Islamic police in Nigeria's Kano launch immorality crackdown
A resident walks inside the premises of partially burnt police station in Sheka neighbourhood in northern Nigerian city of Kano on January 25, 2012. By Aminu Abubakar (AFP/File)
KANO (Nigeria) (AFP) - Police who enforce Islamic law in Nigeria's northern city of Kano have arrested 150 people in the last week, including for indecent dress, as part of a crackdown on immorality, a spokesman said Tuesday.
Some people in Nigeria's second city have been picked up for sporting hair styles inspired by prominent international football players, said Mohammed Yusuf Yola, spokesman for Kano's sharia police, or Hisbah.

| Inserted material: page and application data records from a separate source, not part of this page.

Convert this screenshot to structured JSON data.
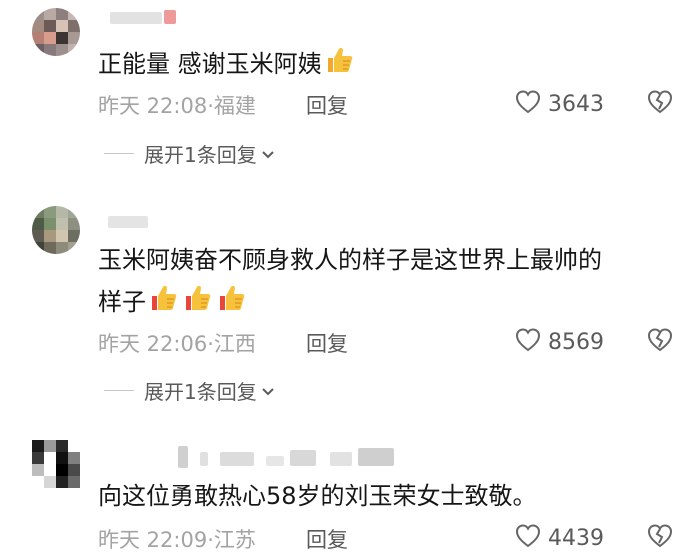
{
  "comments": [
    {
      "text_line1": "正能量 感谢玉米阿姨",
      "time": "昨天 22:08",
      "location": "福建",
      "reply_label": "回复",
      "likes": "3643",
      "expand_label": "展开1条回复"
    },
    {
      "text_line1": "玉米阿姨奋不顾身救人的样子是这世界上最帅的",
      "text_line2": "样子",
      "time": "昨天 22:06",
      "location": "江西",
      "reply_label": "回复",
      "likes": "8569",
      "expand_label": "展开1条回复"
    },
    {
      "text_line1": "向这位勇敢热心58岁的刘玉荣女士致敬。",
      "time": "昨天 22:09",
      "location": "江苏",
      "reply_label": "回复",
      "likes": "4439"
    }
  ],
  "meta_separator": "·",
  "icons": {
    "like": "heart-outline-icon",
    "dislike": "broken-heart-icon",
    "expand": "chevron-down-icon",
    "emoji": "thumbs-up-emoji"
  },
  "colors": {
    "text": "#161616",
    "meta": "#a3a3a3",
    "action": "#5a5a5a",
    "emoji_yellow": "#f6c13b",
    "emoji_red": "#e8463a"
  }
}
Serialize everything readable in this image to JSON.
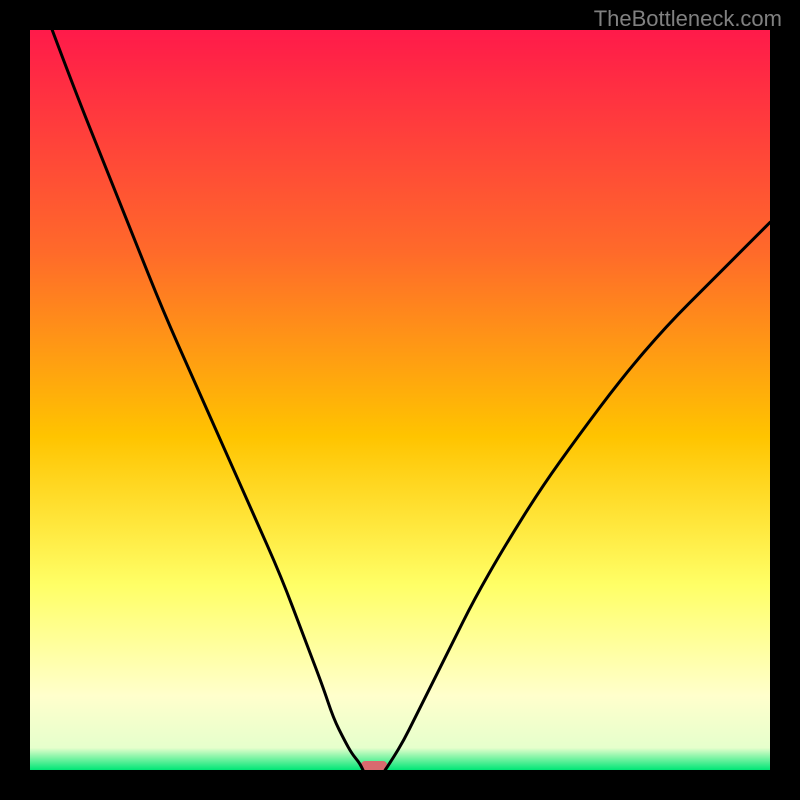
{
  "watermark": "TheBottleneck.com",
  "chart_data": {
    "type": "line",
    "title": "",
    "xlabel": "",
    "ylabel": "",
    "xlim": [
      0,
      100
    ],
    "ylim": [
      0,
      100
    ],
    "background_gradient": {
      "stops": [
        {
          "offset": 0,
          "color": "#ff1a4a"
        },
        {
          "offset": 30,
          "color": "#ff6a2a"
        },
        {
          "offset": 55,
          "color": "#ffc400"
        },
        {
          "offset": 75,
          "color": "#ffff66"
        },
        {
          "offset": 90,
          "color": "#ffffcc"
        },
        {
          "offset": 97,
          "color": "#e6ffcc"
        },
        {
          "offset": 100,
          "color": "#00e676"
        }
      ]
    },
    "series": [
      {
        "name": "left-curve",
        "x": [
          3,
          6,
          10,
          14,
          18,
          22,
          26,
          30,
          34,
          37,
          39.5,
          41,
          42.5,
          43.5,
          44.5,
          45
        ],
        "y": [
          100,
          92,
          82,
          72,
          62,
          53,
          44,
          35,
          26,
          18,
          11.5,
          7,
          4,
          2.2,
          1,
          0
        ]
      },
      {
        "name": "right-curve",
        "x": [
          48,
          49,
          50.5,
          52,
          54,
          57,
          60,
          64,
          69,
          74,
          80,
          86,
          92,
          98,
          100
        ],
        "y": [
          0,
          1.5,
          4,
          7,
          11,
          17,
          23,
          30,
          38,
          45,
          53,
          60,
          66,
          72,
          74
        ]
      }
    ],
    "marker": {
      "x_center": 46.5,
      "y": 0,
      "width": 3.5,
      "color": "#d86a6f"
    }
  }
}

Others were thrown in jail and fined for wearing their trousers too low on their waists, mimicking a style that became prominent in the 1990s, partly through the influence of some American hip hop artists.
The arrests have followed an order by Kano state Governor Rabiu Musa Kwankwaso to cleanse the city of immoral practices and the trend is set to continue in the weeks ahead, said Hisbah Director-General Abba Sufi.
The Hisbah is a state police force funded by state government and is not part of the federal police.
"We have arrested 150 men and women in the past week, including prostitutes and their boyfriends, transvestites, alcoholics and those engaged in indecent dressing in contravention of the sharia legal code," Yola told AFP.
Religion has repeatedly been used as a political issue in Kano and the governor, seen as a moderate, has been accused by rivals of lacking commitment to sharia's guidelines.
Yola insisted the operation was launched to reverse disturbing trends in the city of some five million people and is targeting people of various faiths.
"Those arrested include Muslims and non-Muslims and we treat them equally because this is about morality," he said.
Kano, like the rest of northern Nigeria, is majority Muslim, but the city has a sizeable Christian minority.
Some of those arrested have been released after paying fines ranging from 10,000 naira ($63, 46 euros) to 15,000 naira, Yola said.
"Those who could not afford the fine are being kept in prison," he added, but he would not specify the number of people currently being held.
At the restoration of civilian rule in 1999, 12 northern states, including Kano, formally adopted sharia, but the Islamic legal system has been unevenly applied.
The Hisbah was formed in 2001, largely to enforce sharia, but the force has other duties, including some community development work and alternative dispute resolution.
The southern half of Nigeria, Africa's most populous country, is mostly Christian.